The interest in these programs is spreading rapidly as countries look to attract smart businesses to their shores. In July 2015, the United States Finance Committee Bipartisan Tax Working Group released a report as part of their own tax reform process stating that “concurrent with the increase in these discounted rate regimes around the globe, the United States will continue to experience an increase in the migration of intellectual property out of the country.”
Consequently, the working group declared that an innovation box regime should be part of a bipartisan framework for international tax reform in the US.

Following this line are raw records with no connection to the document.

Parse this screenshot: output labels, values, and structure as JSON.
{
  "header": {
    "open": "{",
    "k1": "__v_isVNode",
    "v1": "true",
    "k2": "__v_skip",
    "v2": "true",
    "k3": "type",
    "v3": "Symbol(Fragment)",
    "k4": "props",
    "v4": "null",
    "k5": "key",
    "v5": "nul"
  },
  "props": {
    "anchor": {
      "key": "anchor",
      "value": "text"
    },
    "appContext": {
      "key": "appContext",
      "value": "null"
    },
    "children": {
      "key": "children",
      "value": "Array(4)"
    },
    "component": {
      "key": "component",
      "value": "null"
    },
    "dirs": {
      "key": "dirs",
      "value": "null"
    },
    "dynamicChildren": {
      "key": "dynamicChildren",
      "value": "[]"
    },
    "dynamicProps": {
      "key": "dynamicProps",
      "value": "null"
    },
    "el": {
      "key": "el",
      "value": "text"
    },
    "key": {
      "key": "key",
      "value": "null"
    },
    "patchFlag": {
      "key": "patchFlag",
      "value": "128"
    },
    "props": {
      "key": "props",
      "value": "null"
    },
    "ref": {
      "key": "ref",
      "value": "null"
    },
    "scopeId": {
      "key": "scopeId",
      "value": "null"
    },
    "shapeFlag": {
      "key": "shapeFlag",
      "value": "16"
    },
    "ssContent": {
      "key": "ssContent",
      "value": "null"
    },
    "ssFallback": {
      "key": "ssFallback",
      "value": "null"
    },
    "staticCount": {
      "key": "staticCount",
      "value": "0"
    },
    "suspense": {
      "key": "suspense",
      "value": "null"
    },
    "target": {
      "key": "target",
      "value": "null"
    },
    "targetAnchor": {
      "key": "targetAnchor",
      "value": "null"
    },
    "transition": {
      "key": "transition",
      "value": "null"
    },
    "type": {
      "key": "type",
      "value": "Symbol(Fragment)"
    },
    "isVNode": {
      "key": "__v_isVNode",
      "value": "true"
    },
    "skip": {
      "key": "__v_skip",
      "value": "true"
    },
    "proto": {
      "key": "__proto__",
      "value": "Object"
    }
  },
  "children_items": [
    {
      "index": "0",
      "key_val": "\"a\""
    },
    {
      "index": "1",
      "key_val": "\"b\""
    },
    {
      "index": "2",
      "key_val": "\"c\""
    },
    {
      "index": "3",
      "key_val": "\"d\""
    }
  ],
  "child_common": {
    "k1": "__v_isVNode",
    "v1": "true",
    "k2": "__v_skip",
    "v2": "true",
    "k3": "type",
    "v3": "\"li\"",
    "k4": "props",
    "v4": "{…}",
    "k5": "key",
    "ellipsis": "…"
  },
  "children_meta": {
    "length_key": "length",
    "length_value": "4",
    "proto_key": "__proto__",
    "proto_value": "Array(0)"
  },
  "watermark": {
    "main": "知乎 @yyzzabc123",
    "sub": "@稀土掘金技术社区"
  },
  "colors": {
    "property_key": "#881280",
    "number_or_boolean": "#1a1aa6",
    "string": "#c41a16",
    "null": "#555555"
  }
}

“The co-chairs agree that we must take legislative action soon to combat the efforts of other countries to attract highly mobile U.S. corporate income through the implementation of our own innovation box regime that encourages the development and ownership of IP in the United States, along with associated domestic manufacturing.”
What does a good Innovation Box look like?
Good eligibility criteria for innovation boxes have been the subject of great debate internationally. This has recently come to a head with the OECD endorsing a number of appropriate eligibility criteria for:
Forms of IP covered by the program – the preferred approach is that innovation boxes apply only to registered IP
A nexus standard that links the benefit of the innovation box to R&D, manufacturing and production conducted in the state providing the benefit
Mechanisms for providing the benefit for IP that is repatriated from offshore.
While these criteria should result in a fair, equitable and effective tax incentive program, the merits of adopting an innovation box in the US have been the subject of debate. While industry is generally supportive of an innovation box, some see it as a tax dodge for multinationals and question its effectiveness in fostering new innovation or commercialisation. The same was the case when the UK implemented the patent box program in 2013.
We are yet to see how adoption of an innovation box in the US could influence other governments to consider the idea. However, as more nations implement innovation box programs, this will place pressure on their trade partners and global competitors to provide an equally as attractive environment for both innovation and commercialisation.
Matthew McLeanis a Senior Manager at Griffith Hack Patent and Trade Mark Attorneys and IP Law (Australia)